PROVIDED ENTRIES —
---
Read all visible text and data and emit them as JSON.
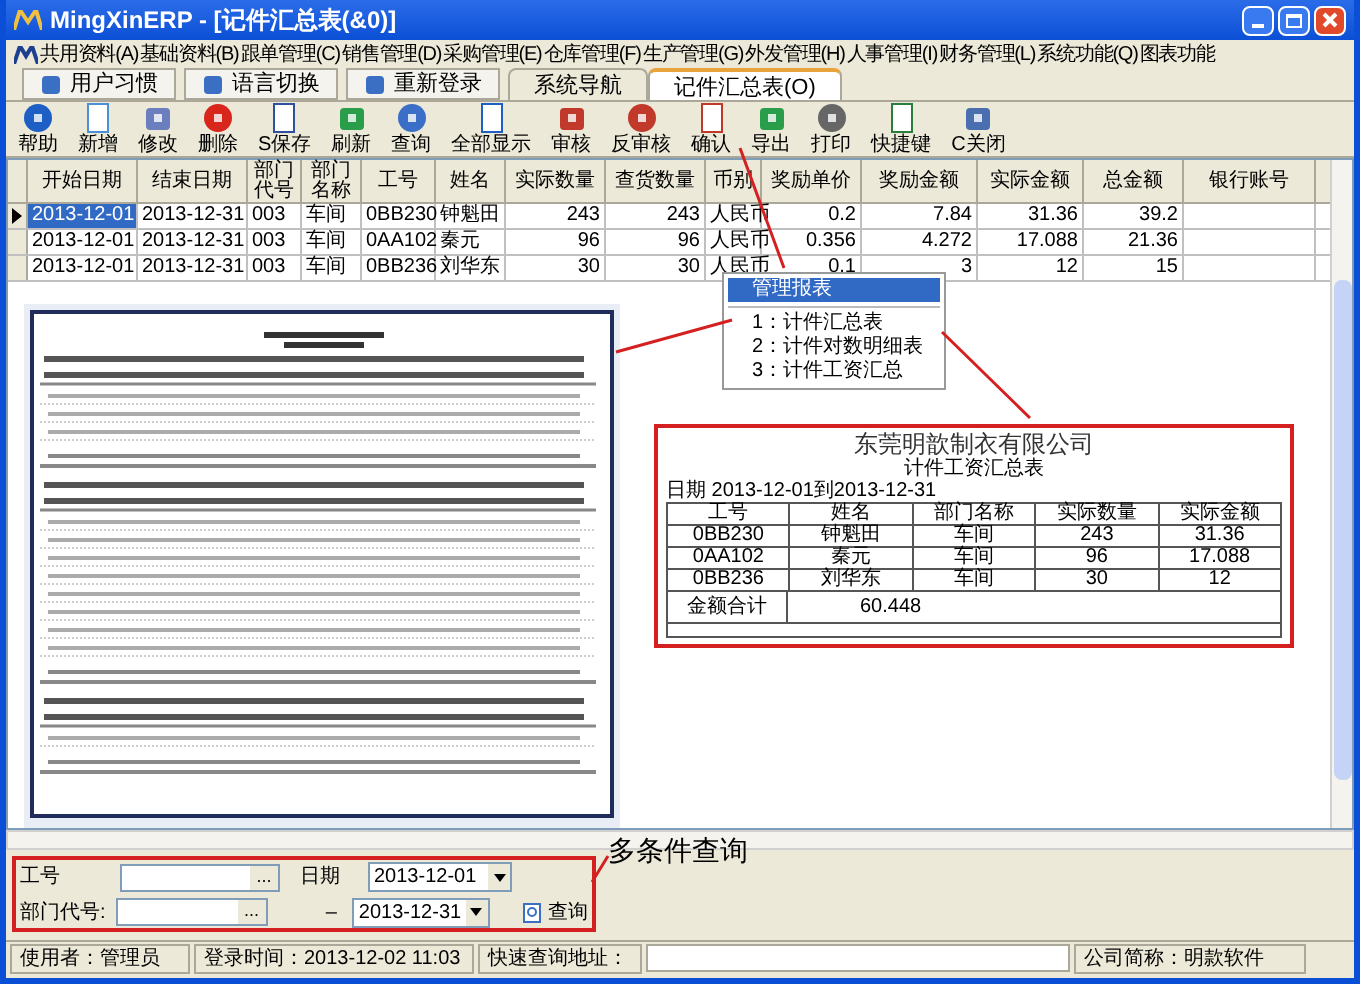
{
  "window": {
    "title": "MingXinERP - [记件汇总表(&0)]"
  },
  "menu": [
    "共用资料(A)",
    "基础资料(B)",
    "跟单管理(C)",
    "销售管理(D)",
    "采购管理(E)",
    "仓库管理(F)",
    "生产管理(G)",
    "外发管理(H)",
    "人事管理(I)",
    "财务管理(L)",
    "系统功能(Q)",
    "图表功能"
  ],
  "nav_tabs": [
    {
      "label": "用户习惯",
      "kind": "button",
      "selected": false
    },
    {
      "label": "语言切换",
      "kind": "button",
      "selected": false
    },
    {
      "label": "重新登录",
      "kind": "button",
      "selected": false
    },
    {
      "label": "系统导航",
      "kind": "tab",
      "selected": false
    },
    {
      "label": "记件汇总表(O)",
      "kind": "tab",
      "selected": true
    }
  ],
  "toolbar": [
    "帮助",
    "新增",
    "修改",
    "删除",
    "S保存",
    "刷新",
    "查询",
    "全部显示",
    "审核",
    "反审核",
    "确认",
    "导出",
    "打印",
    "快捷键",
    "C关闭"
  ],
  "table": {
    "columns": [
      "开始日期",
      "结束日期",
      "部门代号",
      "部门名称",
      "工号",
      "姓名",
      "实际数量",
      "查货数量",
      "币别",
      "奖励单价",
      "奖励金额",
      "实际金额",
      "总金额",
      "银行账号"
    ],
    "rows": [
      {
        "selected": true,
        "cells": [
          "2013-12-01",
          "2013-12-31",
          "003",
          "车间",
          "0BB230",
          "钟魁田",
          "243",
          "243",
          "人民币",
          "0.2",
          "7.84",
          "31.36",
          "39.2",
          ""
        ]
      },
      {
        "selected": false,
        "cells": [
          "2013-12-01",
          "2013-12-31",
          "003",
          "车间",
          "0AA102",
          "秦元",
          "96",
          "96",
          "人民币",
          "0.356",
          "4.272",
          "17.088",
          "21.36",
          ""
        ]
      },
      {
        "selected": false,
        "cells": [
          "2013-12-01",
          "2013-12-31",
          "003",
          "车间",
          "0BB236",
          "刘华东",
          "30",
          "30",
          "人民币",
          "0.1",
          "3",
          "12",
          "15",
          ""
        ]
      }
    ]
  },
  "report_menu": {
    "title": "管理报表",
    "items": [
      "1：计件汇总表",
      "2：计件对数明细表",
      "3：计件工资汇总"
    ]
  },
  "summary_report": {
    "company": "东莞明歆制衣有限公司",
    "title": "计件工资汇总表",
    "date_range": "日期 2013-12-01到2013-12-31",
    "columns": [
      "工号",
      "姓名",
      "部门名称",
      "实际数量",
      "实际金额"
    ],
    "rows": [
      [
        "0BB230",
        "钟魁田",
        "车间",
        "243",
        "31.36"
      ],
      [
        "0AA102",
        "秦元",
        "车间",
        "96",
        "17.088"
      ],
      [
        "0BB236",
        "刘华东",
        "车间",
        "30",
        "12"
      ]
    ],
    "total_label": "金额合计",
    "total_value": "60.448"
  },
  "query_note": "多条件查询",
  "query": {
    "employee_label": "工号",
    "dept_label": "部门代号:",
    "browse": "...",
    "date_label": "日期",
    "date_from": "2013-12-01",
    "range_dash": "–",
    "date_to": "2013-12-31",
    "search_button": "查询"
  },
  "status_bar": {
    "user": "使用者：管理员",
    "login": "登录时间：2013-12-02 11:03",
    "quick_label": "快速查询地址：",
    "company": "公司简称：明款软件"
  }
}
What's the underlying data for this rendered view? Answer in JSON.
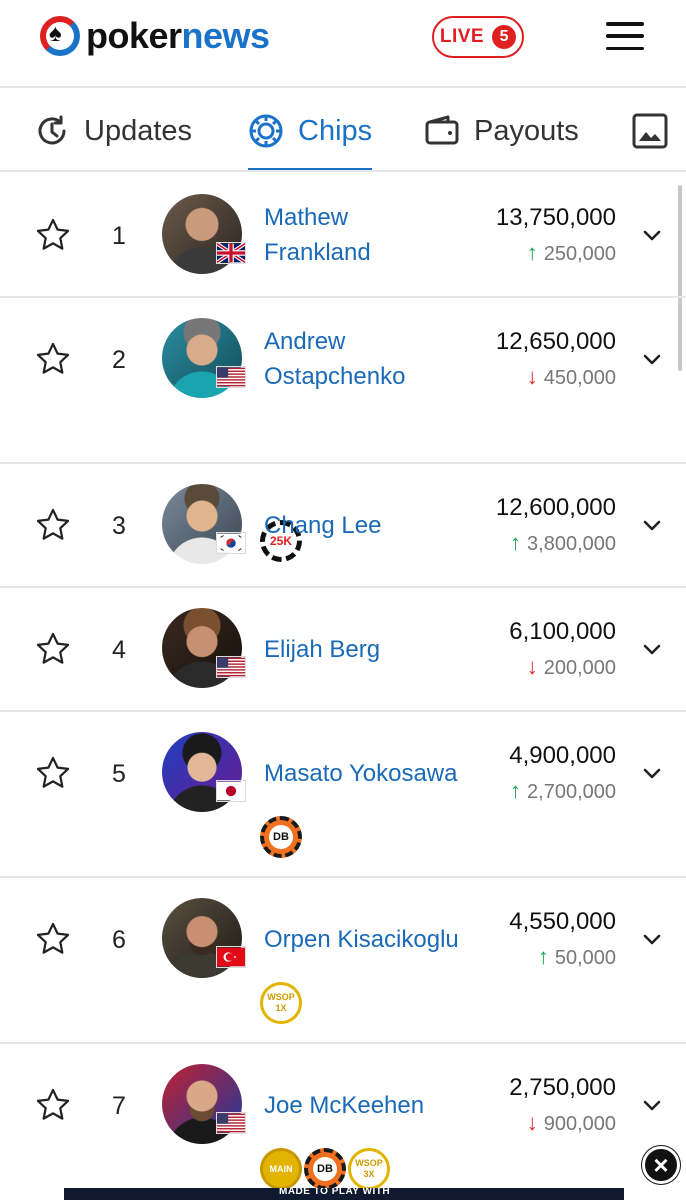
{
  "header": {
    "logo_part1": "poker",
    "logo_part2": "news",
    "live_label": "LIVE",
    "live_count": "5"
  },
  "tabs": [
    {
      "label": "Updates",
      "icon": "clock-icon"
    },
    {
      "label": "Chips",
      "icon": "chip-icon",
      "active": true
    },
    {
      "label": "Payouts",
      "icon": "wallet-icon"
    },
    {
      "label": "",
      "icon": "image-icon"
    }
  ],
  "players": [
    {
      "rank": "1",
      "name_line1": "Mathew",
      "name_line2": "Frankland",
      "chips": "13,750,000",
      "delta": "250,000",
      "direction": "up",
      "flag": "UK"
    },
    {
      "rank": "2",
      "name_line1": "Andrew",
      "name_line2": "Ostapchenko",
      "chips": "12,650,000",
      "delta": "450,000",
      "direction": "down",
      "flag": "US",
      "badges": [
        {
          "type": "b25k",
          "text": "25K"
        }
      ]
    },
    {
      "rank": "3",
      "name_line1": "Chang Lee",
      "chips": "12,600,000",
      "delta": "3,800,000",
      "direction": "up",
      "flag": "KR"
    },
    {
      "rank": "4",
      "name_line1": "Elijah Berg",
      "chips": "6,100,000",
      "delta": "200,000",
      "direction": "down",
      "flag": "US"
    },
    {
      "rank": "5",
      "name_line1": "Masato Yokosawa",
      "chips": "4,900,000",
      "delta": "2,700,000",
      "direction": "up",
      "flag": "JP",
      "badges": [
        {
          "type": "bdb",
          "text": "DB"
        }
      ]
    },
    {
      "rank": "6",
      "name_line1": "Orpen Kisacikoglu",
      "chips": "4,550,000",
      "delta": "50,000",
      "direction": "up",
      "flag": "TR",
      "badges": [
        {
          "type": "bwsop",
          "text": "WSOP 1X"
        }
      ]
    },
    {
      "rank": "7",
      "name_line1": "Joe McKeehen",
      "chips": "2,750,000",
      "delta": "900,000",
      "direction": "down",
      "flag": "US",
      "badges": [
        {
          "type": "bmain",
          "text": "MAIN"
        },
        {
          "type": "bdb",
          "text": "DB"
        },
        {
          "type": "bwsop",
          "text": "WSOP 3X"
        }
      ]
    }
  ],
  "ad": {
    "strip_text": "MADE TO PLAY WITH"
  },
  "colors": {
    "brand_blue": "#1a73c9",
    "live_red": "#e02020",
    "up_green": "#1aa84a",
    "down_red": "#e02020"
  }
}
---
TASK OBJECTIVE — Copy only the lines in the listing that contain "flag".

RESPONSE TO THIS TASK —
      "flag": "UK"
      "flag": "US",
      "flag": "KR"
      "flag": "US"
      "flag": "JP",
      "flag": "TR",
      "flag": "US",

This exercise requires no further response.